Other suggestions from this discussion and second reading:
And for a cross format watch alike, the entire time I was reading A Land More Kind Than Home, it kept reminding me of the HBO series Carnivale from the early 2000s. Both have weird preachers and an atmospheric, odd, bleak, yet beautiful story driven by psychological suspense, setting, and characters. Go seek out the DVDs for the series if you liked this novel.
- Someone in the group mention that the novel was Faulkner-esque. This is a very good comparison.
- Someone else mention it reminded her of To Kill A Mockingbird by Harper Lee. In this case it was the child narration about a crime, a small town, and the issues than run deeper than the specific crime at hand that seemed similar to her.

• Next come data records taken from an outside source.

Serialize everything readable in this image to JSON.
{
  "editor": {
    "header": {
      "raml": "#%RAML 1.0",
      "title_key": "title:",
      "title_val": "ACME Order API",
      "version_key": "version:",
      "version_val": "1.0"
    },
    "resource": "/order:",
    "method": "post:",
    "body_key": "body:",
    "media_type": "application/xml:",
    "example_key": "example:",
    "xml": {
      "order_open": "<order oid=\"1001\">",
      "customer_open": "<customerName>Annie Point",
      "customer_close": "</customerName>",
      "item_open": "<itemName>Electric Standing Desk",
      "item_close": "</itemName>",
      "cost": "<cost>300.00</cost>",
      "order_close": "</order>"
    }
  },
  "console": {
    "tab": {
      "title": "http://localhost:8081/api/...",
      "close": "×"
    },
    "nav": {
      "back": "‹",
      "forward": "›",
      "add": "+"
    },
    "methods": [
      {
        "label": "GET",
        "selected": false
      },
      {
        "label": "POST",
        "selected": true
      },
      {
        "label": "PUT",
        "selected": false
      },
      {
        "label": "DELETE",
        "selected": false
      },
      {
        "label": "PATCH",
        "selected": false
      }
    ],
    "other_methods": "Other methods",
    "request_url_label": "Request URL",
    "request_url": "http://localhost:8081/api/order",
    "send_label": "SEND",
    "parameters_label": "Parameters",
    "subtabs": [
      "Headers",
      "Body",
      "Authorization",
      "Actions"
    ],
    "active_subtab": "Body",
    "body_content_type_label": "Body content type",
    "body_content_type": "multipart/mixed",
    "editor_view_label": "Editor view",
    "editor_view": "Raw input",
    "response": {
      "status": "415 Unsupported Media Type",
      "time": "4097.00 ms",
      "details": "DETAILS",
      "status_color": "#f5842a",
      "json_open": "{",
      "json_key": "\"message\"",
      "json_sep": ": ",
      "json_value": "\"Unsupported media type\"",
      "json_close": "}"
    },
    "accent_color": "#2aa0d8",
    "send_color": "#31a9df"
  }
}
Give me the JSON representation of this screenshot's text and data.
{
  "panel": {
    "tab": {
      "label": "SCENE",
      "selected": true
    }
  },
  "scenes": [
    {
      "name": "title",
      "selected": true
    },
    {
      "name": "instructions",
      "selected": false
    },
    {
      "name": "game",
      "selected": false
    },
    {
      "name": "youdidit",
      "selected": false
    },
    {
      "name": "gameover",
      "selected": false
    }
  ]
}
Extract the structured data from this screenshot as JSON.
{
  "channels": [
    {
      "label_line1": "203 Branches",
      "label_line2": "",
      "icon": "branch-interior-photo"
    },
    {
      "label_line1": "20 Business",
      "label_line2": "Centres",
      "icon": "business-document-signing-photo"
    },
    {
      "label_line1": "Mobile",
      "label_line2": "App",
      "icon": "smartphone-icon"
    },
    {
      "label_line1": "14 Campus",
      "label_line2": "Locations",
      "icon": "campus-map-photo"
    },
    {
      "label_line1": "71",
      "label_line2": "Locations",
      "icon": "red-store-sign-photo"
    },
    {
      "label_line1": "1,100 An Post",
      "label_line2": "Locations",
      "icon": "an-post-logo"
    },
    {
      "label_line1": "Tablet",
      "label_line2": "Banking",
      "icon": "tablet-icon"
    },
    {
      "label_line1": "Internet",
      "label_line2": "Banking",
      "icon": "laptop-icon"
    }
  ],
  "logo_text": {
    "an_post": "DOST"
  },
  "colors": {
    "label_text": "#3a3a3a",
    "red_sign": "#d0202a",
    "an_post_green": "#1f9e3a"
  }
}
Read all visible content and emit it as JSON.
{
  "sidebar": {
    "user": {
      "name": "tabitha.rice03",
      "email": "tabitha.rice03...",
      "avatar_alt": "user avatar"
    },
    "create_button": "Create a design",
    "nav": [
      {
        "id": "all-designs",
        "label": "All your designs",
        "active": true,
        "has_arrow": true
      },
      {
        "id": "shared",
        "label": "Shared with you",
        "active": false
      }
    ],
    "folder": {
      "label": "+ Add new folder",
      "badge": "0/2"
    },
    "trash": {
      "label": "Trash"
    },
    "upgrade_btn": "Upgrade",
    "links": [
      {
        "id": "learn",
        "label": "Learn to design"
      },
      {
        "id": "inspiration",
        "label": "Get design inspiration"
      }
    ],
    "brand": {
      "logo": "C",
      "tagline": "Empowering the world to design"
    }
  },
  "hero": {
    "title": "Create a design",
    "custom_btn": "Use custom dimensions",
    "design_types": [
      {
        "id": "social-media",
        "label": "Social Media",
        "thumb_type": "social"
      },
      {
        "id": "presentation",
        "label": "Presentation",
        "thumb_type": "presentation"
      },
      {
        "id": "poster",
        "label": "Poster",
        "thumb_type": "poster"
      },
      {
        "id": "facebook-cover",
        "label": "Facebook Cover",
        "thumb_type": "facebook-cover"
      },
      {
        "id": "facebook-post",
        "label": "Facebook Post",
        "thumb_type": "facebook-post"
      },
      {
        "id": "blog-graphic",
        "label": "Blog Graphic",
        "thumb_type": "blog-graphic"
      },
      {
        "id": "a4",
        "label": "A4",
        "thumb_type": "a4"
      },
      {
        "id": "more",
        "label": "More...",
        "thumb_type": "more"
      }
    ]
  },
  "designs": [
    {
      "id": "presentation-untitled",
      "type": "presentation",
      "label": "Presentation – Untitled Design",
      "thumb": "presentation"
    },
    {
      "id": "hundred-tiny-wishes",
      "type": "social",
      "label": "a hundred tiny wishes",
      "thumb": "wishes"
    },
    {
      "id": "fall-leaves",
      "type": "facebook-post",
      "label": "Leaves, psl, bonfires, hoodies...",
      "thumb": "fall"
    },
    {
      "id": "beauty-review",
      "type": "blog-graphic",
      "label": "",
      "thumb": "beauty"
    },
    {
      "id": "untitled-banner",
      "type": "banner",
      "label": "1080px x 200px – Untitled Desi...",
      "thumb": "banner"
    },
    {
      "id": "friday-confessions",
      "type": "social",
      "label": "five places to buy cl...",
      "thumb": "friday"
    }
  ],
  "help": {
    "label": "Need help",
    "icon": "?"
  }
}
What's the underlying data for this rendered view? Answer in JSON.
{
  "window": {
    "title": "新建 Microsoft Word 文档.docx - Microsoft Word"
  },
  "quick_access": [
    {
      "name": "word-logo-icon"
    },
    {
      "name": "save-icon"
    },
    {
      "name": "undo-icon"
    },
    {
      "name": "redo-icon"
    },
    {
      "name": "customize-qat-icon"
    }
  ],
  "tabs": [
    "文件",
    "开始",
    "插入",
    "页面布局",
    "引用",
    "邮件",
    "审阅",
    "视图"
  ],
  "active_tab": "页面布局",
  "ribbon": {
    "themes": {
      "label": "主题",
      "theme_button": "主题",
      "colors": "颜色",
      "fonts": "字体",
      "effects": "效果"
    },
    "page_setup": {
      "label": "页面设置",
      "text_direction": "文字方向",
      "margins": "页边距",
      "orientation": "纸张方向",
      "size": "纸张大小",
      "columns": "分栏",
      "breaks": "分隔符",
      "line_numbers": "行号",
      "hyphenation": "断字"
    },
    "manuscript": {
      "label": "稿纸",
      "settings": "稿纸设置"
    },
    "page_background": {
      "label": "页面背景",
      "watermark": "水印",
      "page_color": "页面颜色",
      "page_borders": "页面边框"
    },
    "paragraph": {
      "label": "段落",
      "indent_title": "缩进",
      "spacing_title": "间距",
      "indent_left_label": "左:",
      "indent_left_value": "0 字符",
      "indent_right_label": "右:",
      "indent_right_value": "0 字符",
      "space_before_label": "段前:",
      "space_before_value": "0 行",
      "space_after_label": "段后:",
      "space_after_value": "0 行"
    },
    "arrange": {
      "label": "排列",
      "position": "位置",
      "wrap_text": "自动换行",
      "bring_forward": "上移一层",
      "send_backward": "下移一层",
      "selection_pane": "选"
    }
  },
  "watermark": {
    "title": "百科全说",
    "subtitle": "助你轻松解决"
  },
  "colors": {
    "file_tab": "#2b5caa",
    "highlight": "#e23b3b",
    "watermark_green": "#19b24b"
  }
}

- Shakespearean tragedy was discussed above and specifically Romeo and Juliet with the 2 families and their dead children.
- I love that the ladies are getting so good at these RA suggestions. Another person mentioned that this book reminded her of her favorite author, who also happens to set his novels in North Carolina, Pat Conroy and specifically Beach Music. Also a great suggestion.
- Finally, NoveList had this outside of the box suggestion-- Shine Shine Shine by Lydia Netzer, "In this novel, we meet Sunny (congenitally bald), her mother (terminally ill), her husband Maxon (a socially inept genius engineer), and their son (diagnosed with autism). The story moves back and forth between Sunny and Maxon’s childhood in rural western Pennsylvania and their present in an affluent suburb of eastern Virginia. Like Cash’s novel, Shine Shine Shine shows us the costs of forcing people to fit into conventional notions of normality."